Why Retain Membership of the International Criminal Court?
Article by Juan Pablo Pérez León Acevedo.
The article was published in International Organizations Law Review, Volum 15, Issue 2.
Among international criminal tribunals (‘ICTs’), the International Criminal Court (‘ICC’) for the first time introduced victim participation and reparations for victims. Against potential African withdrawals from the ICC Statute, this article seeks to demonstrate the need to retain membership of the ICC under victim-oriented considerations. Despite its deficits and limitations, the ICC is arguably an important judicial forum for victims of mass atrocities committed in Africa for three arguments.

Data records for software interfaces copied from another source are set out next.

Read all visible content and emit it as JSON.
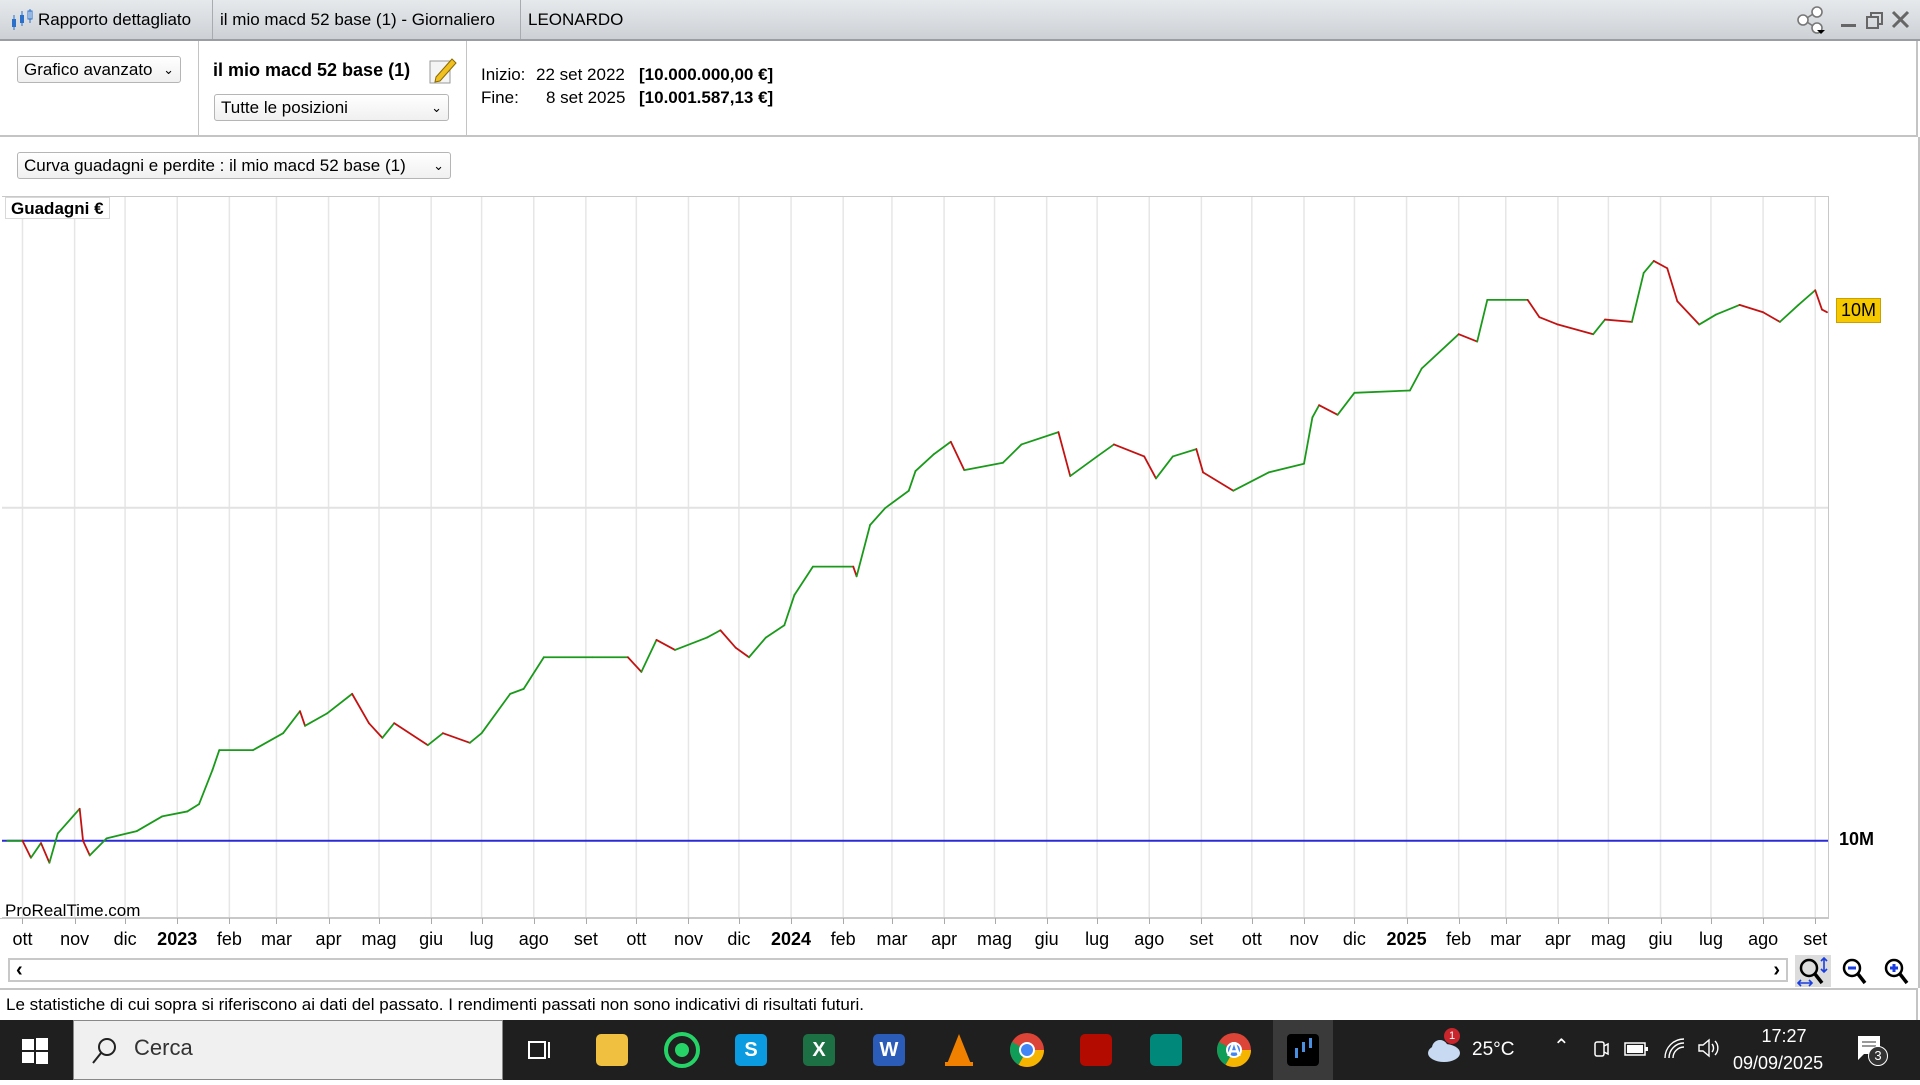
{
  "window": {
    "tabs": [
      {
        "label": "Rapporto dettagliato",
        "icon": "candlestick-icon"
      },
      {
        "label": "il mio macd 52 base (1) - Giornaliero"
      },
      {
        "label": "LEONARDO"
      }
    ],
    "controls": [
      "share-icon",
      "minimize-icon",
      "restore-icon",
      "close-icon"
    ]
  },
  "header": {
    "view_select": "Grafico avanzato",
    "system_name": "il mio macd 52 base (1)",
    "positions_select": "Tutte le posizioni",
    "start_label": "Inizio:",
    "start_date": "22 set 2022",
    "start_value": "[10.000.000,00 €]",
    "end_label": "Fine:",
    "end_date": "8 set 2025",
    "end_value": "[10.001.587,13 €]"
  },
  "curve_select": "Curva guadagni e perdite : il mio macd 52 base (1)",
  "chart_data": {
    "type": "line",
    "ylabel": "Guadagni €",
    "watermark": "ProRealTime.com",
    "xlim": [
      "2022-09-20",
      "2025-09-08"
    ],
    "ylim": [
      9999765,
      10001933
    ],
    "baseline": {
      "value": 10000000,
      "label": "10M",
      "color": "#2b2bd6"
    },
    "last_value_label": "10M",
    "last_value_color": "#f5c800",
    "up_color": "#1a9a1a",
    "down_color": "#c41212",
    "grid": true,
    "x_ticks": [
      {
        "date": "2022-10-01",
        "label": "ott"
      },
      {
        "date": "2022-11-01",
        "label": "nov"
      },
      {
        "date": "2022-12-01",
        "label": "dic"
      },
      {
        "date": "2023-01-01",
        "label": "2023",
        "year": true
      },
      {
        "date": "2023-02-01",
        "label": "feb"
      },
      {
        "date": "2023-03-01",
        "label": "mar"
      },
      {
        "date": "2023-04-01",
        "label": "apr"
      },
      {
        "date": "2023-05-01",
        "label": "mag"
      },
      {
        "date": "2023-06-01",
        "label": "giu"
      },
      {
        "date": "2023-07-01",
        "label": "lug"
      },
      {
        "date": "2023-08-01",
        "label": "ago"
      },
      {
        "date": "2023-09-01",
        "label": "set"
      },
      {
        "date": "2023-10-01",
        "label": "ott"
      },
      {
        "date": "2023-11-01",
        "label": "nov"
      },
      {
        "date": "2023-12-01",
        "label": "dic"
      },
      {
        "date": "2024-01-01",
        "label": "2024",
        "year": true
      },
      {
        "date": "2024-02-01",
        "label": "feb"
      },
      {
        "date": "2024-03-01",
        "label": "mar"
      },
      {
        "date": "2024-04-01",
        "label": "apr"
      },
      {
        "date": "2024-05-01",
        "label": "mag"
      },
      {
        "date": "2024-06-01",
        "label": "giu"
      },
      {
        "date": "2024-07-01",
        "label": "lug"
      },
      {
        "date": "2024-08-01",
        "label": "ago"
      },
      {
        "date": "2024-09-01",
        "label": "set"
      },
      {
        "date": "2024-10-01",
        "label": "ott"
      },
      {
        "date": "2024-11-01",
        "label": "nov"
      },
      {
        "date": "2024-12-01",
        "label": "dic"
      },
      {
        "date": "2025-01-01",
        "label": "2025",
        "year": true
      },
      {
        "date": "2025-02-01",
        "label": "feb"
      },
      {
        "date": "2025-03-01",
        "label": "mar"
      },
      {
        "date": "2025-04-01",
        "label": "apr"
      },
      {
        "date": "2025-05-01",
        "label": "mag"
      },
      {
        "date": "2025-06-01",
        "label": "giu"
      },
      {
        "date": "2025-07-01",
        "label": "lug"
      },
      {
        "date": "2025-08-01",
        "label": "ago"
      },
      {
        "date": "2025-09-01",
        "label": "set"
      }
    ],
    "y_gridlines": [
      10001000
    ],
    "points": [
      [
        "2022-09-22",
        10000000
      ],
      [
        "2022-10-01",
        10000000
      ],
      [
        "2022-10-06",
        9999949
      ],
      [
        "2022-10-12",
        9999993
      ],
      [
        "2022-10-17",
        9999934
      ],
      [
        "2022-10-22",
        10000022
      ],
      [
        "2022-11-04",
        10000096
      ],
      [
        "2022-11-06",
        10000000
      ],
      [
        "2022-11-10",
        9999956
      ],
      [
        "2022-11-20",
        10000007
      ],
      [
        "2022-12-08",
        10000029
      ],
      [
        "2022-12-23",
        10000073
      ],
      [
        "2023-01-07",
        10000088
      ],
      [
        "2023-01-14",
        10000110
      ],
      [
        "2023-01-22",
        10000213
      ],
      [
        "2023-01-26",
        10000272
      ],
      [
        "2023-02-15",
        10000272
      ],
      [
        "2023-03-05",
        10000323
      ],
      [
        "2023-03-15",
        10000389
      ],
      [
        "2023-03-18",
        10000345
      ],
      [
        "2023-03-31",
        10000382
      ],
      [
        "2023-04-15",
        10000441
      ],
      [
        "2023-04-25",
        10000353
      ],
      [
        "2023-05-03",
        10000309
      ],
      [
        "2023-05-10",
        10000353
      ],
      [
        "2023-05-30",
        10000287
      ],
      [
        "2023-06-08",
        10000323
      ],
      [
        "2023-06-24",
        10000294
      ],
      [
        "2023-07-01",
        10000323
      ],
      [
        "2023-07-18",
        10000441
      ],
      [
        "2023-07-26",
        10000456
      ],
      [
        "2023-08-07",
        10000551
      ],
      [
        "2023-09-05",
        10000551
      ],
      [
        "2023-09-26",
        10000551
      ],
      [
        "2023-10-04",
        10000507
      ],
      [
        "2023-10-13",
        10000603
      ],
      [
        "2023-10-24",
        10000573
      ],
      [
        "2023-11-12",
        10000610
      ],
      [
        "2023-11-20",
        10000632
      ],
      [
        "2023-11-29",
        10000580
      ],
      [
        "2023-12-07",
        10000551
      ],
      [
        "2023-12-17",
        10000610
      ],
      [
        "2023-12-28",
        10000647
      ],
      [
        "2024-01-03",
        10000738
      ],
      [
        "2024-01-14",
        10000823
      ],
      [
        "2024-02-07",
        10000823
      ],
      [
        "2024-02-09",
        10000794
      ],
      [
        "2024-02-17",
        10000948
      ],
      [
        "2024-02-26",
        10000999
      ],
      [
        "2024-03-11",
        10001051
      ],
      [
        "2024-03-15",
        10001110
      ],
      [
        "2024-03-26",
        10001161
      ],
      [
        "2024-04-05",
        10001198
      ],
      [
        "2024-04-13",
        10001113
      ],
      [
        "2024-05-06",
        10001135
      ],
      [
        "2024-05-17",
        10001190
      ],
      [
        "2024-06-08",
        10001227
      ],
      [
        "2024-06-15",
        10001095
      ],
      [
        "2024-07-01",
        10001154
      ],
      [
        "2024-07-11",
        10001190
      ],
      [
        "2024-07-29",
        10001154
      ],
      [
        "2024-08-05",
        10001088
      ],
      [
        "2024-08-15",
        10001154
      ],
      [
        "2024-08-29",
        10001176
      ],
      [
        "2024-09-02",
        10001106
      ],
      [
        "2024-09-20",
        10001051
      ],
      [
        "2024-10-11",
        10001106
      ],
      [
        "2024-11-01",
        10001132
      ],
      [
        "2024-11-06",
        10001271
      ],
      [
        "2024-11-10",
        10001308
      ],
      [
        "2024-11-21",
        10001279
      ],
      [
        "2024-12-01",
        10001345
      ],
      [
        "2025-01-03",
        10001352
      ],
      [
        "2025-01-10",
        10001418
      ],
      [
        "2025-02-01",
        10001521
      ],
      [
        "2025-02-12",
        10001499
      ],
      [
        "2025-02-18",
        10001624
      ],
      [
        "2025-03-14",
        10001624
      ],
      [
        "2025-03-21",
        10001572
      ],
      [
        "2025-04-01",
        10001550
      ],
      [
        "2025-04-22",
        10001521
      ],
      [
        "2025-04-29",
        10001565
      ],
      [
        "2025-05-15",
        10001558
      ],
      [
        "2025-05-22",
        10001705
      ],
      [
        "2025-05-28",
        10001741
      ],
      [
        "2025-06-05",
        10001719
      ],
      [
        "2025-06-11",
        10001620
      ],
      [
        "2025-06-24",
        10001550
      ],
      [
        "2025-07-04",
        10001580
      ],
      [
        "2025-07-18",
        10001609
      ],
      [
        "2025-08-01",
        10001587
      ],
      [
        "2025-08-11",
        10001558
      ],
      [
        "2025-08-22",
        10001609
      ],
      [
        "2025-09-01",
        10001653
      ],
      [
        "2025-09-05",
        10001595
      ],
      [
        "2025-09-08",
        10001587.13
      ]
    ]
  },
  "scrollbar": {
    "left": "‹",
    "right": "›"
  },
  "zoom_controls": [
    "zoom-fit-icon",
    "zoom-out-icon",
    "zoom-in-icon"
  ],
  "disclaimer": "Le statistiche di cui sopra si riferiscono ai dati del passato. I rendimenti passati non sono indicativi di risultati futuri.",
  "taskbar": {
    "search_placeholder": "Cerca",
    "apps": [
      {
        "name": "task-view",
        "color": "#ffffff",
        "glyph": ""
      },
      {
        "name": "file-explorer",
        "color": "#f0c040",
        "glyph": ""
      },
      {
        "name": "whatsapp",
        "color": "#25d366",
        "glyph": ""
      },
      {
        "name": "skype",
        "color": "#0a9be0",
        "glyph": "S"
      },
      {
        "name": "excel",
        "color": "#1d7044",
        "glyph": "X"
      },
      {
        "name": "word",
        "color": "#2b5cb8",
        "glyph": "W"
      },
      {
        "name": "vlc",
        "color": "#f08000",
        "glyph": ""
      },
      {
        "name": "chrome",
        "color": "#4285f4",
        "glyph": ""
      },
      {
        "name": "acrobat",
        "color": "#b30b00",
        "glyph": ""
      },
      {
        "name": "google-meet",
        "color": "#00897b",
        "glyph": ""
      },
      {
        "name": "chrome-profile",
        "color": "#4285f4",
        "glyph": "A"
      },
      {
        "name": "prorealtime",
        "color": "#000000",
        "glyph": ""
      }
    ],
    "weather_badge": "1",
    "temperature": "25°C",
    "time": "17:27",
    "date": "09/09/2025",
    "notifications": "3"
  }
}
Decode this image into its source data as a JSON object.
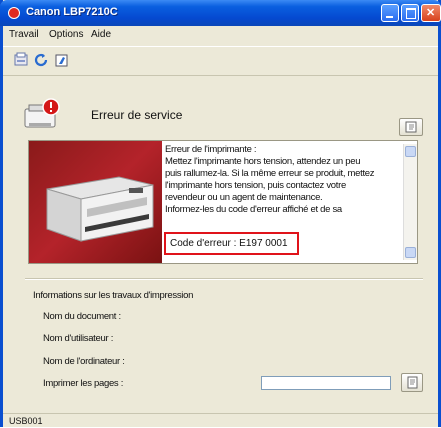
{
  "window": {
    "title": "Canon LBP7210C"
  },
  "menu": [
    "Travail",
    "Options",
    "Aide"
  ],
  "status": {
    "title": "Erreur de service"
  },
  "message": {
    "lines": [
      "Erreur de l'imprimante :",
      "Mettez l'imprimante hors tension, attendez un peu",
      "puis rallumez-la. Si la même erreur se produit, mettez",
      "l'imprimante hors tension, puis contactez votre",
      "revendeur ou un agent de maintenance.",
      "Informez-les du code d'erreur affiché et de sa"
    ],
    "error_code": "Code d'erreur : E197 0001"
  },
  "jobs": {
    "heading": "Informations sur les travaux d'impression",
    "document_label": "Nom du document :",
    "user_label": "Nom d'utilisateur :",
    "computer_label": "Nom de l'ordinateur :",
    "pages_label": "Imprimer les pages :",
    "pages_value": ""
  },
  "statusbar": {
    "port": "USB001"
  },
  "colors": {
    "titlebar": "#0549d0",
    "highlight": "#e0131a",
    "printer_bg": "#b4232a"
  },
  "icons": [
    "printer-error-icon",
    "printer-icon",
    "refresh-icon",
    "cleaning-icon",
    "manual-icon"
  ]
}
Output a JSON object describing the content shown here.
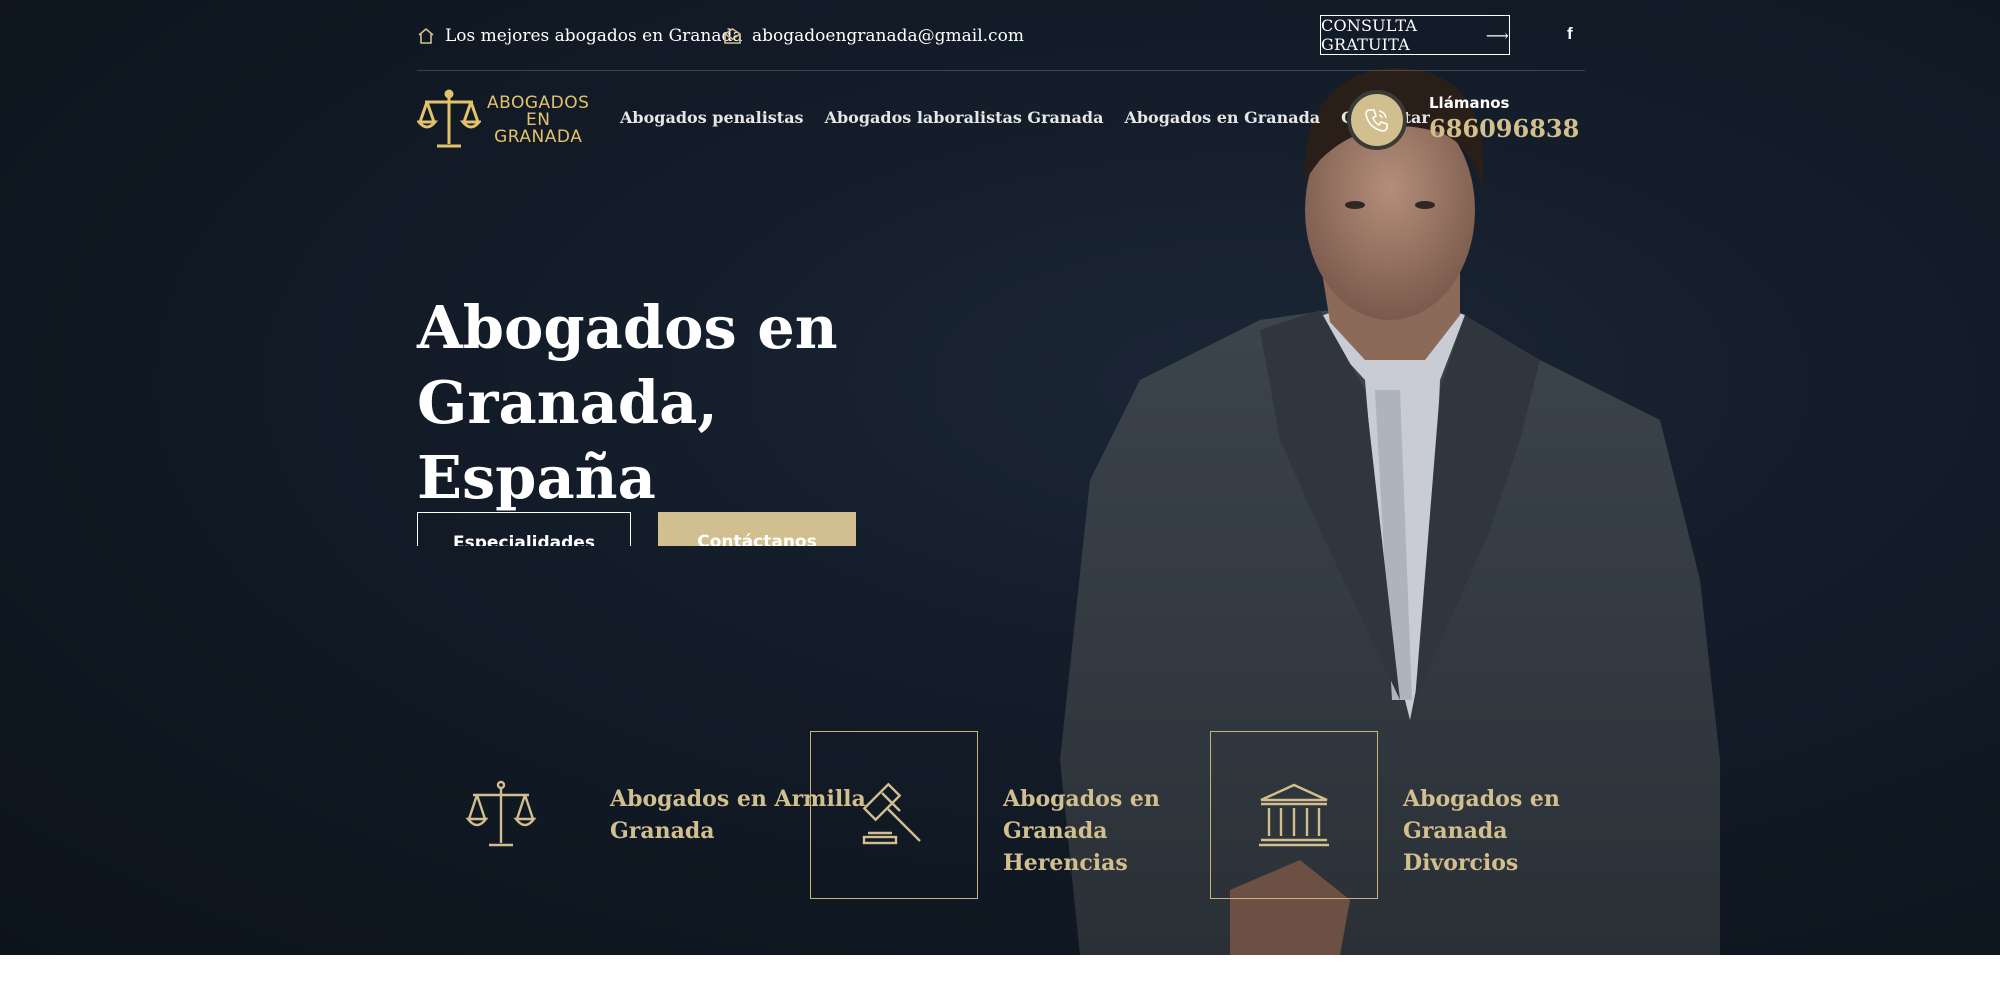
{
  "topbar": {
    "tagline": "Los mejores abogados en Granada",
    "email": "abogadoengranada@gmail.com",
    "consult_label": "CONSULTA GRATUITA",
    "facebook_glyph": "f"
  },
  "logo": {
    "line1": "ABOGADOS",
    "line2": "EN",
    "line3": "GRANADA"
  },
  "nav": {
    "items": [
      {
        "label": "Abogados penalistas"
      },
      {
        "label": "Abogados laboralistas Granada"
      },
      {
        "label": "Abogados en Granada"
      },
      {
        "label": "Contactar"
      }
    ]
  },
  "call": {
    "label": "Llámanos",
    "number": "686096838"
  },
  "hero": {
    "title_line1": "Abogados en Granada,",
    "title_line2": "España",
    "button_primary": "Especialidades",
    "button_secondary": "Contáctanos"
  },
  "services": [
    {
      "line1": "Abogados en Armilla",
      "line2": "Granada",
      "icon": "scales-icon"
    },
    {
      "line1": "Abogados en Granada",
      "line2": "Herencias",
      "icon": "gavel-icon"
    },
    {
      "line1": "Abogados en Granada",
      "line2": "Divorcios",
      "icon": "courthouse-icon"
    }
  ],
  "colors": {
    "accent": "#d2bf8f",
    "logo_gold": "#e2c36a",
    "background_dark": "#121b27"
  }
}
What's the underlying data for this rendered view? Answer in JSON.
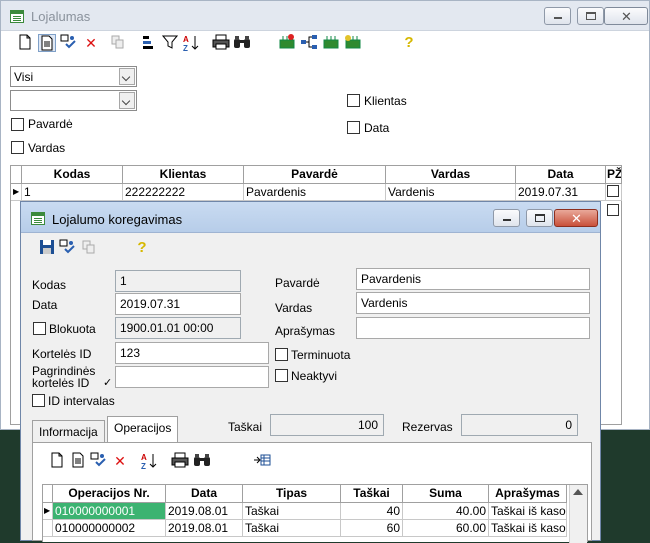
{
  "back_window": {
    "title": "Lojalumas",
    "filter": {
      "dropdown1_value": "Visi",
      "dropdown2_value": "",
      "checkboxes": {
        "pavarde": "Pavardė",
        "vardas": "Vardas",
        "klientas": "Klientas",
        "data": "Data"
      }
    },
    "grid": {
      "columns": [
        "Kodas",
        "Klientas",
        "Pavardė",
        "Vardas",
        "Data",
        "PŽ"
      ],
      "rows": [
        [
          "1",
          "222222222",
          "Pavardenis",
          "Vardenis",
          "2019.07.31",
          ""
        ]
      ]
    }
  },
  "edit_window": {
    "title": "Lojalumo koregavimas",
    "fields": {
      "kodas_label": "Kodas",
      "kodas_value": "1",
      "data_label": "Data",
      "data_value": "2019.07.31",
      "blokuota_label": "Blokuota",
      "blokuota_value": "1900.01.01 00:00",
      "kortele_label": "Kortelės ID",
      "kortele_value": "123",
      "pagrindines_label_1": "Pagrindinės",
      "pagrindines_label_2": "kortelės ID",
      "pagrindines_value": "",
      "id_intervalas_label": "ID intervalas",
      "pavarde_label": "Pavardė",
      "pavarde_value": "Pavardenis",
      "vardas_label": "Vardas",
      "vardas_value": "Vardenis",
      "aprasymas_label": "Aprašymas",
      "aprasymas_value": "",
      "terminuota_label": "Terminuota",
      "neaktyvi_label": "Neaktyvi"
    },
    "tabs": [
      "Informacija",
      "Operacijos"
    ],
    "taskai_label": "Taškai",
    "taskai_value": "100",
    "rezervas_label": "Rezervas",
    "rezervas_value": "0",
    "ops_grid": {
      "columns": [
        "Operacijos Nr.",
        "Data",
        "Tipas",
        "Taškai",
        "Suma",
        "Aprašymas"
      ],
      "rows": [
        [
          "010000000001",
          "2019.08.01",
          "Taškai",
          "40",
          "40.00",
          "Taškai iš kasos"
        ],
        [
          "010000000002",
          "2019.08.01",
          "Taškai",
          "60",
          "60.00",
          "Taškai iš kasos"
        ]
      ]
    }
  }
}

First, human rights are invoked as a standard to examine the legitimacy of the decisions of the ICC, African Union (‘AU’), and African states. Second, international and African regional human rights law on victim rights binds African states. Third, since AU regional criminal justice initiatives present important deficits and limitations in terms of victim rights, they are unfit to replace the ICC.
The full article is available here.